With Hector, director Jake Gavin has created a film about homelessness which contains a fair amount of misery, but which is not itself miserable. Peter Mullan stars as Hector, who lives on the motorways of northern England with a couple of homeless companions. He’s cut off, and his health is deteriorating, but he endures.
The reasons behind Hector’s itinerant existence are left for the final third of the film; until then, we follow him on a weather-beaten journey to London. We meet his companions, and get glimpses of his long-lost family life.
Mullan carries the film in an understated sort of way, without the gruffness often associated with his performances. The role only requires him to really stretch in the final third, but it’s a strong turn nonetheless. Credit should go to the costume and location managers, too, because the film feels convincing as a portrayal of a homeless life. Gavin keeps his direction mostly minimal; the film begins with a nice overhead tracking shot detailing the movements of people outside a motorway service station, but the rest of the film is more straightforward in its approach to the drama, though that’s not to say it doesn’t look impressive in a reserved sort of way.
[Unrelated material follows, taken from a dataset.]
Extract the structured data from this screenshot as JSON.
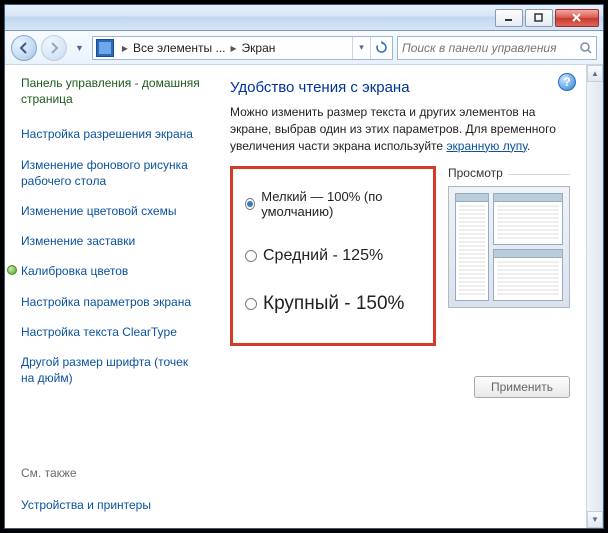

There’s a nice turn from Sarah Solemani late on as a shelter worker, which is pitched in just such a way as to prevent her from coming across as a saintly figure, but simply a hardworking, caring human being. This section of the film – despite the introduction of some fairly bland supporting characters – works well, and leaves the audience with a sense of warmth.
The film is not interested in doing much beyond telling a fairly simple story, but it tells that story well enough. The reveal in the third act is punch y and effective, though there is an argument that it could’ve been introduced a little earlier. As it is, by the time we start to really understand Hector, the film is almost over.